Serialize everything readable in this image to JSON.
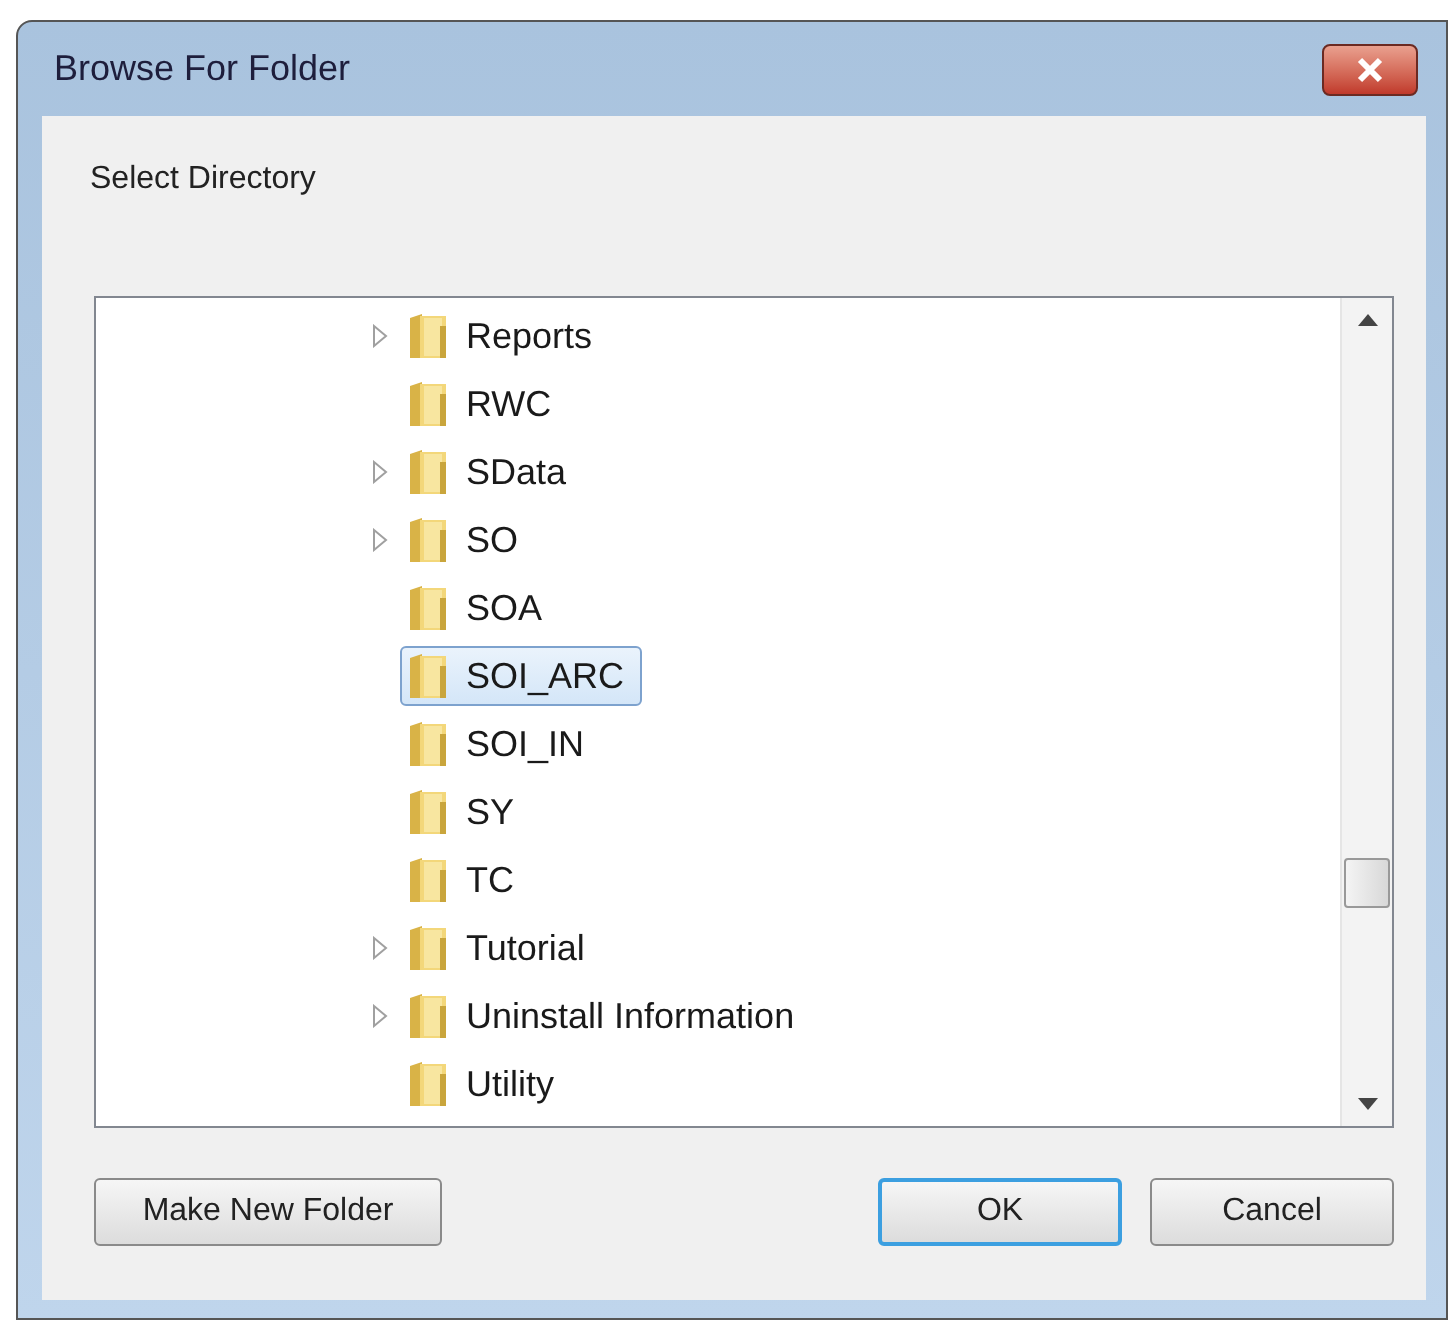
{
  "window": {
    "title": "Browse For Folder"
  },
  "prompt": "Select Directory",
  "tree": {
    "items": [
      {
        "name": "Reports",
        "expandable": true,
        "selected": false
      },
      {
        "name": "RWC",
        "expandable": false,
        "selected": false
      },
      {
        "name": "SData",
        "expandable": true,
        "selected": false
      },
      {
        "name": "SO",
        "expandable": true,
        "selected": false
      },
      {
        "name": "SOA",
        "expandable": false,
        "selected": false
      },
      {
        "name": "SOI_ARC",
        "expandable": false,
        "selected": true
      },
      {
        "name": "SOI_IN",
        "expandable": false,
        "selected": false
      },
      {
        "name": "SY",
        "expandable": false,
        "selected": false
      },
      {
        "name": "TC",
        "expandable": false,
        "selected": false
      },
      {
        "name": "Tutorial",
        "expandable": true,
        "selected": false
      },
      {
        "name": "Uninstall Information",
        "expandable": true,
        "selected": false
      },
      {
        "name": "Utility",
        "expandable": false,
        "selected": false
      }
    ]
  },
  "buttons": [
    {
      "label": "Make New Folder",
      "kind": "left",
      "default": false
    },
    {
      "label": "OK",
      "kind": "right",
      "default": true
    },
    {
      "label": "Cancel",
      "kind": "right",
      "default": false
    }
  ]
}
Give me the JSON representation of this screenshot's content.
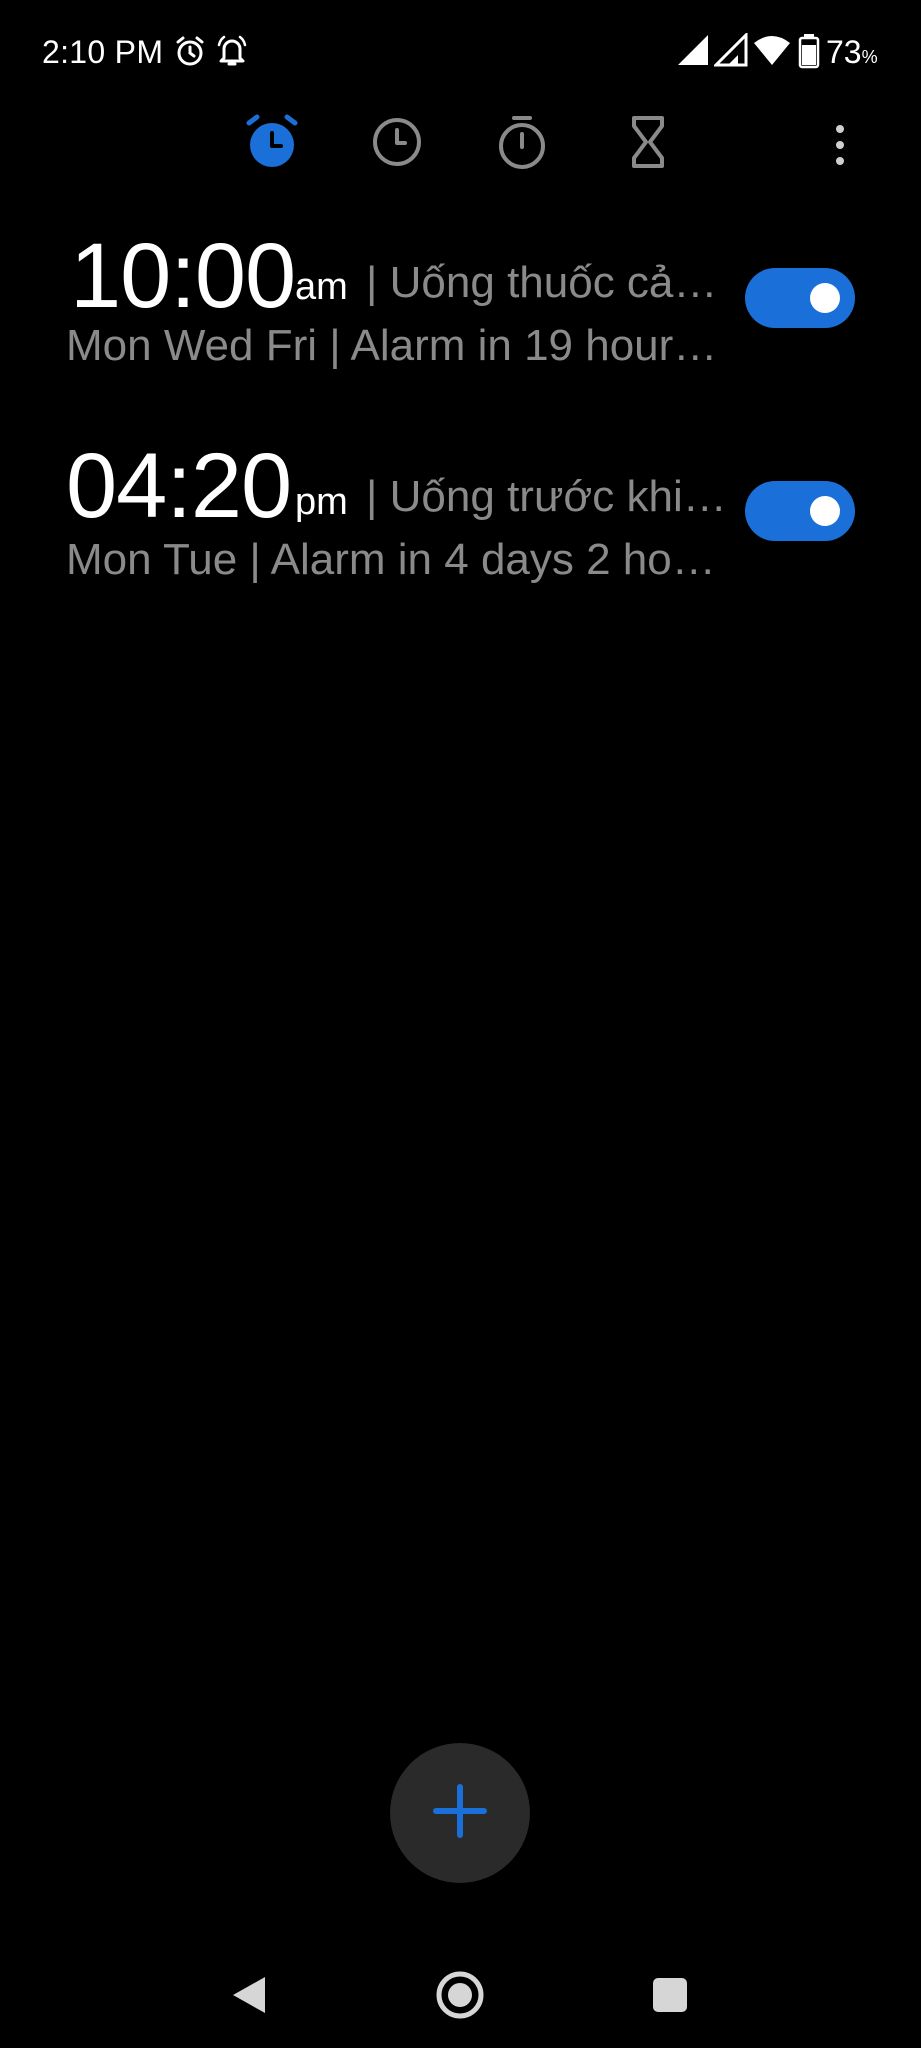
{
  "status_bar": {
    "time": "2:10 PM",
    "battery_percent": "73",
    "battery_unit": "%",
    "icons": [
      "alarm-icon",
      "bell-icon",
      "signal-icon",
      "signal-icon",
      "wifi-icon",
      "battery-icon"
    ]
  },
  "tabs": [
    {
      "name": "alarm",
      "icon": "alarm-clock-icon",
      "active": true
    },
    {
      "name": "clock",
      "icon": "clock-icon",
      "active": false
    },
    {
      "name": "stopwatch",
      "icon": "stopwatch-icon",
      "active": false
    },
    {
      "name": "timer",
      "icon": "hourglass-icon",
      "active": false
    }
  ],
  "menu_icon": "more-vertical-icon",
  "colors": {
    "accent": "#1b6fd8",
    "background": "#000000",
    "secondary_text": "#8a8a8a",
    "fab_background": "#2a2a2a"
  },
  "alarms": [
    {
      "time": "10:00",
      "ampm": "am",
      "label": "| Uống thuốc cả…",
      "subtitle": "Mon Wed Fri | Alarm in 19 hour…",
      "enabled": true
    },
    {
      "time": "04:20",
      "ampm": "pm",
      "label": "| Uống trước khi…",
      "subtitle": "Mon Tue | Alarm in 4 days 2 ho…",
      "enabled": true
    }
  ],
  "fab": {
    "icon": "plus-icon"
  },
  "nav_bar": {
    "icons": [
      "back-icon",
      "home-icon",
      "recents-icon"
    ]
  }
}
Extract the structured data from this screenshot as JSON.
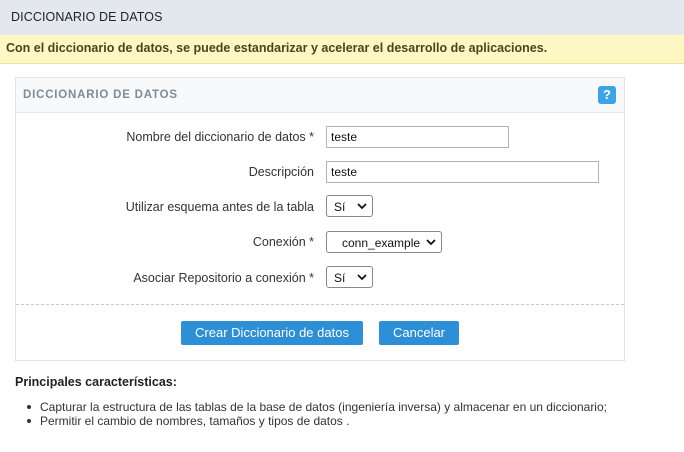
{
  "header": {
    "title": "DICCIONARIO DE DATOS"
  },
  "notice": {
    "text": "Con el diccionario de datos, se puede estandarizar y acelerar el desarrollo de aplicaciones."
  },
  "panel": {
    "title": "DICCIONARIO DE DATOS",
    "help_label": "?",
    "fields": {
      "nombre": {
        "label": "Nombre del diccionario de datos *",
        "value": "teste"
      },
      "descripcion": {
        "label": "Descripción",
        "value": "teste"
      },
      "esquema": {
        "label": "Utilizar esquema antes de la tabla",
        "value": "Sí"
      },
      "conexion": {
        "label": "Conexión *",
        "value": "conn_example"
      },
      "repositorio": {
        "label": "Asociar Repositorio a conexión *",
        "value": "Sí"
      }
    },
    "buttons": {
      "create": "Crear Diccionario de datos",
      "cancel": "Cancelar"
    }
  },
  "features": {
    "title": "Principales características:",
    "items": [
      "Capturar la estructura de las tablas de la base de datos (ingeniería inversa) y almacenar en un diccionario;",
      "Permitir el cambio de nombres, tamaños y tipos de datos ."
    ]
  },
  "colors": {
    "header_bg": "#e3e8ef",
    "notice_bg": "#fdf7c3",
    "button_bg": "#2d8fd5",
    "help_bg": "#3ba3e6"
  }
}
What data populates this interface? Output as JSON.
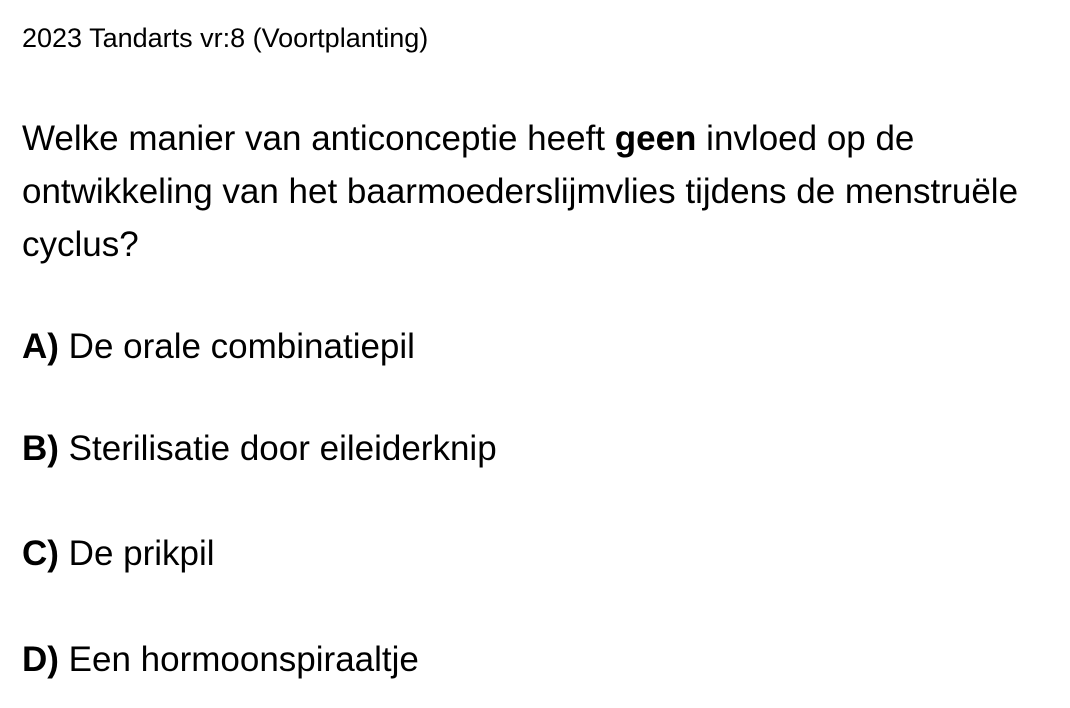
{
  "header": {
    "title": "2023 Tandarts vr:8 (Voortplanting)"
  },
  "question": {
    "before": "Welke manier van anticonceptie heeft ",
    "emphasis": "geen",
    "after": " invloed op de ontwikkeling van het baarmoederslijmvlies tijdens de menstruële cyclus?"
  },
  "options": [
    {
      "letter": "A)",
      "text": " De orale combinatiepil"
    },
    {
      "letter": "B)",
      "text": " Sterilisatie door eileiderknip"
    },
    {
      "letter": "C)",
      "text": " De prikpil"
    },
    {
      "letter": "D)",
      "text": " Een hormoonspiraaltje"
    }
  ]
}
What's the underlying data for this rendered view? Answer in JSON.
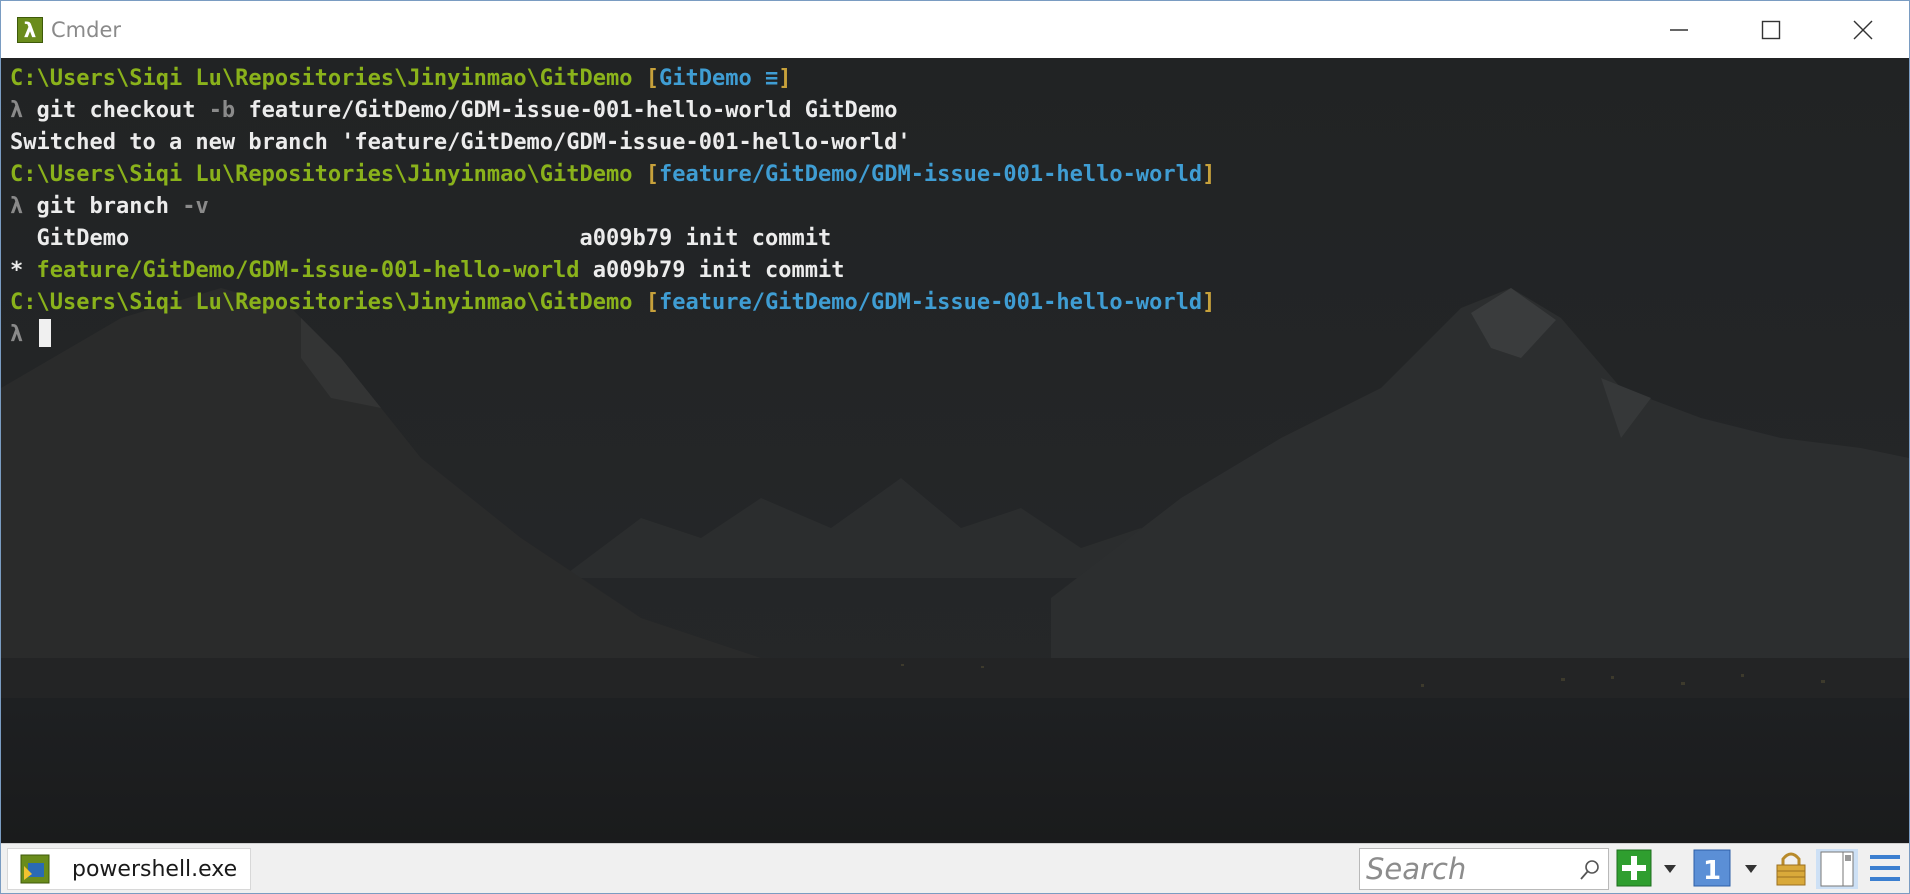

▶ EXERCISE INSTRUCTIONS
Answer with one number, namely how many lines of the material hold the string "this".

▶ EXERCISE SOLUTION
5